The Quickening Maze , shortlisted for this year’s Booker Prize, is beautifully written but is limited by a serious absence of narrative unity.
Drawing upon the lives of real people, in real situations, the book is ostensibly the story of the 19th Century English poet John Clare, and his incarceration in Dr Matthew Allen’s High Beach Asylum, in Epping Forest in Essex. The ‘nature’ poet, whose mad hallucinations centre around his first, dead love, Mary, and his own identity — sometimes he is the poet Lord Byron, sometimes the boxer Jack Randall — is denied the company of his muse, the forest, and his wives, the real Patty and the imagined Mary. We follow his descent into madness. But although The Quickening Maze is so described, and although it starts and ends with John Clare, it is not particularly about him. A host of characters make up the tableau at High Beach Asylum. There is Dr. Allen, a seemingly wise and self-possessed medical man who launches into an ill-fated enterprise to sell wood-carving machines and prove to his skeptical family that he is an entrepreneurial genius. There is a young, as yet un-lauded Alfred Tennyson, living in the vicinity while his brother takes treatment, nursing grouses against literary critics, and investing in Allen’s doomed project in a bid to get rich quick. There is Hannah, Allen’s daughter, smitten by Tennyson, and trying touchingly to reel her man in. There are others too, the gypsies in the forest, the patients in the asylum, an aristocrat’s lovelorn son, a business magnate, Dr. Allen’s brutish colleague.
Precise but disparate
Now, to varying degrees, these various storylines are each engaging. The book abounds in apposite descriptions of people’s emotions. The unwavering stubbornness of a lunatic receiving treatment; ’she could hear that he [the doctor] was exasperated, as with an awkward child, whereas it was his understanding that was childish’; Allen’s fatal attraction to ‘risk’; ‘there was a pent force in having things at stake that seemed to charge one’s limbs with energy and made eventual triumph more intense than could be imagined’; Hannah’s curious relief at knowing finally that she can’t have Tennyson;, because now ‘the failure was outside of her body. It was already there, in the green and sunlit day’, are high quality pieces of thought, with writing to match. The setting too, is precisely evoked; Epping Forest, dark and lovely and teeming with interior life, stays with the reader as an abiding presence. Where the novel loses steam, though, is in the big picture. Its various parts never really coalesce, either thematically or structurally. Aside from their co-existence in place and time, John Clare has little to do with Tennyson, or Hannah, or Allen’s wood-carving scheme. And though it is possible for the enthusiastic reader to hunt out commonalities of meaning, running through the different stories- Imagination’s battle with Reality, for example, or simply the ‘quickening maze’ that each character navigates — one feels that the novel should have done more of this work.

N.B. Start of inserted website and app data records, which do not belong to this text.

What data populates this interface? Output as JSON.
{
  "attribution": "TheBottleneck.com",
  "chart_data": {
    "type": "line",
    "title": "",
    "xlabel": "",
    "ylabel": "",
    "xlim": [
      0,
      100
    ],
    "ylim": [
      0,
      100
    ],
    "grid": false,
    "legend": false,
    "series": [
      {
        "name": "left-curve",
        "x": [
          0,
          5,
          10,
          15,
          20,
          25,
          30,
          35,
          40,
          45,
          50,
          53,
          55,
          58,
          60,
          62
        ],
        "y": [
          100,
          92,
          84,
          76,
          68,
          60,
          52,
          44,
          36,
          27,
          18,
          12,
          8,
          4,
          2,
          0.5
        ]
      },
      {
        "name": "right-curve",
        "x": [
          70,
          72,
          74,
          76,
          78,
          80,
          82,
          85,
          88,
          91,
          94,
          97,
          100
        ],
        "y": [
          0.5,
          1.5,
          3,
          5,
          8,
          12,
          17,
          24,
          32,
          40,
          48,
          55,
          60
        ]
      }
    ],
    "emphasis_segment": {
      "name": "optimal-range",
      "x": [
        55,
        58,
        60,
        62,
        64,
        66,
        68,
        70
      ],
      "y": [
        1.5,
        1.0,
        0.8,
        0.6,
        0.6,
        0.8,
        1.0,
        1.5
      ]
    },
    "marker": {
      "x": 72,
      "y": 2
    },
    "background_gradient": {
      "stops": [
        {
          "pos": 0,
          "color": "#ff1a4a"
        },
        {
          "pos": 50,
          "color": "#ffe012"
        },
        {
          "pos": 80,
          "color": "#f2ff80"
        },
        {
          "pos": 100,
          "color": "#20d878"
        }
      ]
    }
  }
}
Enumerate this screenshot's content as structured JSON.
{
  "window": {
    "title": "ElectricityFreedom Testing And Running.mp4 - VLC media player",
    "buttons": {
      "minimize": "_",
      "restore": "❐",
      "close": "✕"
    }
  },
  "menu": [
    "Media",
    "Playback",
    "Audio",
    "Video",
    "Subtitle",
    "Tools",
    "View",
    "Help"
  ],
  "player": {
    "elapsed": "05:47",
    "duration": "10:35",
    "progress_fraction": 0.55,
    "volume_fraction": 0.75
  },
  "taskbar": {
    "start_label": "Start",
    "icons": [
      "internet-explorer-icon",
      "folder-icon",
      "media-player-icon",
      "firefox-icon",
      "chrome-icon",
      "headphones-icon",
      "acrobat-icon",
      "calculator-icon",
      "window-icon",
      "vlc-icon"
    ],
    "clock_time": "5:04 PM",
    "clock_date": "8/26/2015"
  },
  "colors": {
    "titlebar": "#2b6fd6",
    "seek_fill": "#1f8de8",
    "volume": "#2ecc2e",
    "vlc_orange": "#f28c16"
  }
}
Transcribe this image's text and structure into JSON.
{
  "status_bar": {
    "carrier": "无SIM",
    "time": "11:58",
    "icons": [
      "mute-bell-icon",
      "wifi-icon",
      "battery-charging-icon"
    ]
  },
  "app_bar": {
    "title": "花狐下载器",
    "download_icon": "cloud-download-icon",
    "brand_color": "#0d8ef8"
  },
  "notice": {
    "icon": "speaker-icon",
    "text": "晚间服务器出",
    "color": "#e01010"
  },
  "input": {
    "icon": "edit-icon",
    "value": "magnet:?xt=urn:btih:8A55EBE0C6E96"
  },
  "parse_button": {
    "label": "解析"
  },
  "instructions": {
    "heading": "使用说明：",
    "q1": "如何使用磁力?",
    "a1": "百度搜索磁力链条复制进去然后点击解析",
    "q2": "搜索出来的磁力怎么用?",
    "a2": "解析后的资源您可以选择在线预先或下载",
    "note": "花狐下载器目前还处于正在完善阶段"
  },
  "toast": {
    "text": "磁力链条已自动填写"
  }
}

Partly, perhaps, this lack of unity stems from the inherent difficulties of transmuting non-fictional material into a single work of fiction. John Clare’s story is both true and interesting. So is Matthew Allen’s. Foulds is thus naturally keen to include both in his book, but the question remains; do they reveal any greater truth, when examined side by side? The other culprit, maybe, is the narrative style that Foulds adopts — one that is becoming increasingly fashionable in contemporary literature. The book unfolds scene by scene, flitting from place to place as a camera would. This allows for vivid images and a sense of compacted meaning, but it is, quintessentially, the style of a movie. It is a transplant, therefore, from a different mode of imagining. Not only does it somewhat distance the author from his characters, to have a metaphorical camera installed in between, but it might also waylay him into pursuing parallel, unconnected storylines, where the more traditional literary narrative, that cuts the whole book from one cloth, would have imposed a desirable unity. So it is in the thick of individual scenes that Foulds’ brilliance shines through; not in the transitions, nor in the whole. That still leaves enough brilliance, however, to make this book well worth your while.